Free speech should be free

Jake Tapley

Ever since I came to USI, I have had trouble with the notion of a free speech zone.

Sure, I appreciate  the university caring enough about student interests to designate an area for personal expression, and I recognize its efforts in maintaining a security presence to help regulate and keep order.

But I feel we are still being denied on a fundamental level.

In the fall semester, when a couple of religious extremists occupied the free speech zone for several days, drawing a crowd and stirring up a bit of controversy, USI kept security on-site until the situation resolved.

I commend the university for operating with awareness and dedication in times like these.

However, I can’t help but think  this isolated incident could have been avoided and the effort could have been better spent elsewhere had there not been a free speech zone in the first place.

In theory, what a free speech zone is supposed to do is minimize damages by limiting accessibility of expression.

On USI’s campus, these limitations exist within the grass between the Orr Center and the University Center East.

However, what it ultimately ends up doing is taking the damages and concentrating (or, in some cases, exploiting) them.

Think about it.

If the evangelists last year had the opportunity of speaking their minds anywhere on campus, they wouldn’t have garnered as prominent of a following.

But it’s not even about making things easier for the university.

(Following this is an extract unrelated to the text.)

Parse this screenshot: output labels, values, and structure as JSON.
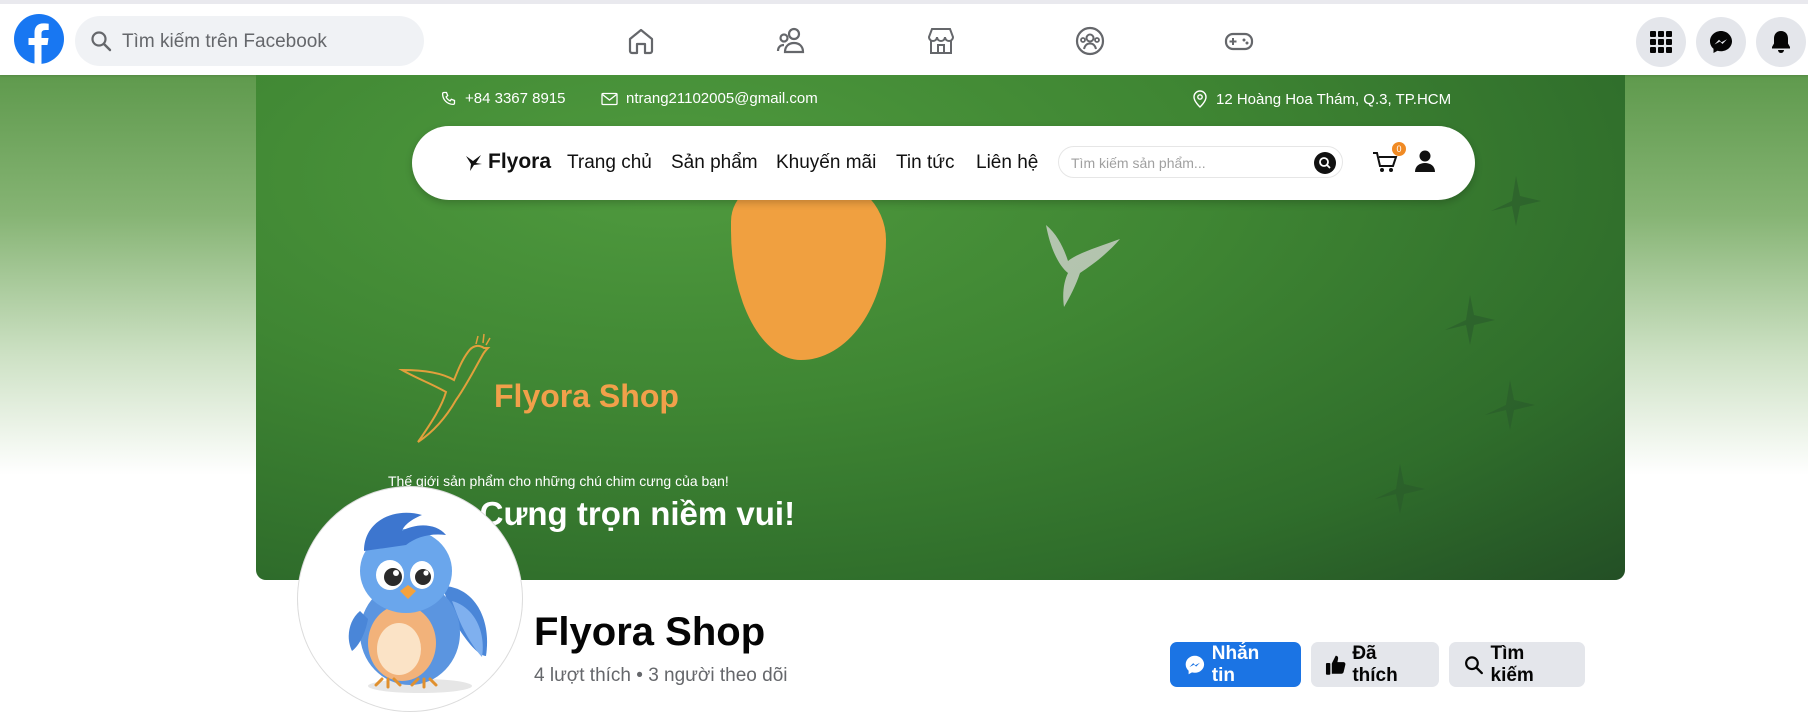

What it really comes down to is making things ideal for the students.

This means freedom of speech should be treated the way it is treated anywhere else – as a normal part of daily life – with consideration and attention.

Don’t make it out to be some special ability reserved for some special occasion. There doesn’t even need to be an occasion.

That’s kind of the point.

When we realize that people will say what they say and do what they do, we will start to care a little less. We will move forward.